[Opening DATASET CONTENT section]
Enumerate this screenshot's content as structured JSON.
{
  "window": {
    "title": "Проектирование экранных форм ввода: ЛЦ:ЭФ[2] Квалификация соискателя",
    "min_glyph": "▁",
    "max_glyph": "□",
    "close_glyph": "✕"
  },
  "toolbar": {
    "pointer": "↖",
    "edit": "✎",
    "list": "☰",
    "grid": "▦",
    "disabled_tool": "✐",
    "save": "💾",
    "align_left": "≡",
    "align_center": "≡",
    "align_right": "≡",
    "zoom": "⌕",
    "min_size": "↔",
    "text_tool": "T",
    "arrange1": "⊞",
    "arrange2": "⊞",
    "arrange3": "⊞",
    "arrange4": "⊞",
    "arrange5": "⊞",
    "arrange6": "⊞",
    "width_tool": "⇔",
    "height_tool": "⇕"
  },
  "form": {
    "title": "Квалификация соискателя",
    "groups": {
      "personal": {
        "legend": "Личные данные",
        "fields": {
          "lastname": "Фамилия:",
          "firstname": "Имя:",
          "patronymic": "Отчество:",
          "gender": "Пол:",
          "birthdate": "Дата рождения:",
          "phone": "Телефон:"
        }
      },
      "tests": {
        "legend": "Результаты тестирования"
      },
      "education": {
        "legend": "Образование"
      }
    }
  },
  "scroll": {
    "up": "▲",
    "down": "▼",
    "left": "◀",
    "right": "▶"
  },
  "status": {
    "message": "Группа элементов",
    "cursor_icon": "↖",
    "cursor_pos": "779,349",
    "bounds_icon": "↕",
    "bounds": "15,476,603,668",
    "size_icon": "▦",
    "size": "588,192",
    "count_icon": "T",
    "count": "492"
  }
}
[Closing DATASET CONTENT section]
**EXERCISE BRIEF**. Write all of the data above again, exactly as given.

**TASK ANSWER**.
Enumerate this screenshot's content as structured JSON.
{
  "window": {
    "title": "Проектирование экранных форм ввода: ЛЦ:ЭФ[2] Квалификация соискателя",
    "min_glyph": "▁",
    "max_glyph": "□",
    "close_glyph": "✕"
  },
  "toolbar": {
    "pointer": "↖",
    "edit": "✎",
    "list": "☰",
    "grid": "▦",
    "disabled_tool": "✐",
    "save": "💾",
    "align_left": "≡",
    "align_center": "≡",
    "align_right": "≡",
    "zoom": "⌕",
    "min_size": "↔",
    "text_tool": "T",
    "arrange1": "⊞",
    "arrange2": "⊞",
    "arrange3": "⊞",
    "arrange4": "⊞",
    "arrange5": "⊞",
    "arrange6": "⊞",
    "width_tool": "⇔",
    "height_tool": "⇕"
  },
  "form": {
    "title": "Квалификация соискателя",
    "groups": {
      "personal": {
        "legend": "Личные данные",
        "fields": {
          "lastname": "Фамилия:",
          "firstname": "Имя:",
          "patronymic": "Отчество:",
          "gender": "Пол:",
          "birthdate": "Дата рождения:",
          "phone": "Телефон:"
        }
      },
      "tests": {
        "legend": "Результаты тестирования"
      },
      "education": {
        "legend": "Образование"
      }
    }
  },
  "scroll": {
    "up": "▲",
    "down": "▼",
    "left": "◀",
    "right": "▶"
  },
  "status": {
    "message": "Группа элементов",
    "cursor_icon": "↖",
    "cursor_pos": "779,349",
    "bounds_icon": "↕",
    "bounds": "15,476,603,668",
    "size_icon": "▦",
    "size": "588,192",
    "count_icon": "T",
    "count": "492"
  }
}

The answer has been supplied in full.